Frustrating, right? I don’t remember this being an issue a decade ago, but this is increasingly becoming a reality for food allergy parents and patients everywhere. Nobody likes to see an early expiration on their life-saving medications. Prescriptions are supposed to last a year, right?
Well, the good news is that there are some things you can do about it. What are they? Well, keep reading.
If you can remember to do so, the best way to deal with this problem is to head it off before it starts. When dropping off your prescription, specify that you want a 12 month or greater expiration. Tell them you’ll wait for them to order one, if necessary.***
They get shipments and reorders regularly, so this shouldn’t take very long.
Whether you remembered to request a good expiration at drop off or not, open the bag while you’re still at the pharmacy counter, preferably before you’ve paid any co-pay or money due. If the expiration is too soon, hand it back and politely but firmly request one that lasts 12 months plus. If they have one there, switching boxes and labels should only take a few minutes. If they say that’s the best they have, tell them you can come back after they reorder.***
Make it clear that you don’t intend to leave with medicine that expires too soon. Again, reordering is not something that should be a problem, and shouldn’t take more than a few days. If you didn’t open the bag until you got home, take it back to the pharmacy with everything it came with as soon as you are able, and make the same request as above.
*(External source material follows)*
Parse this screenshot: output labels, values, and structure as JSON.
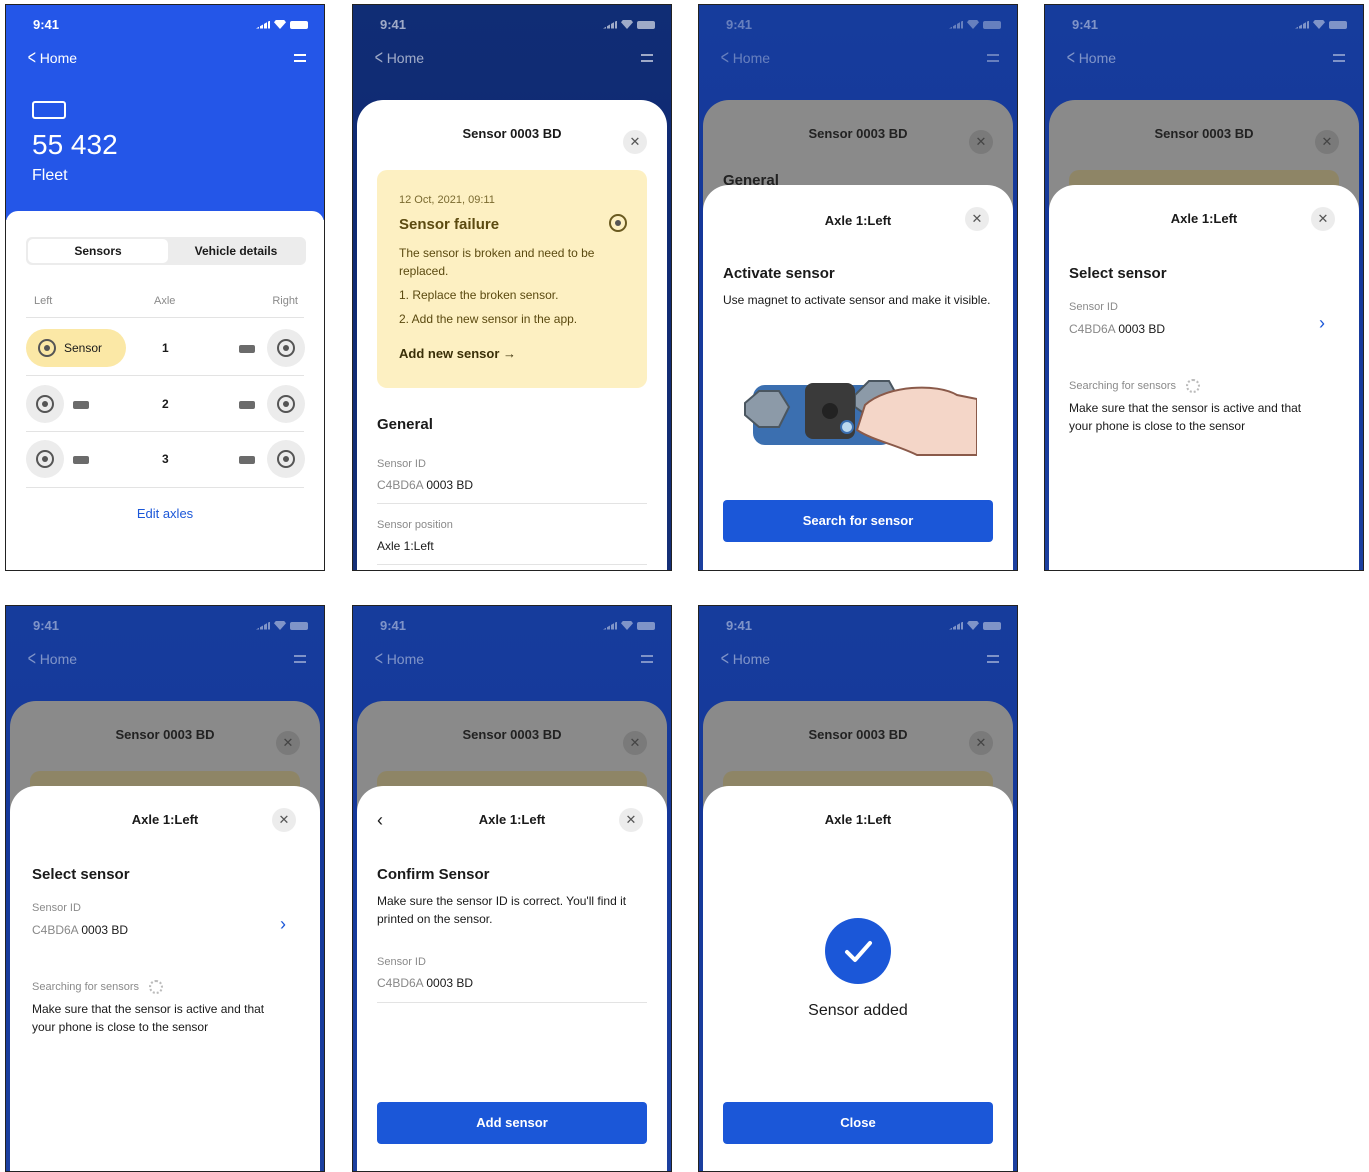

If, however, . . .Read the rest of the great tips on getting a longer expiration date here!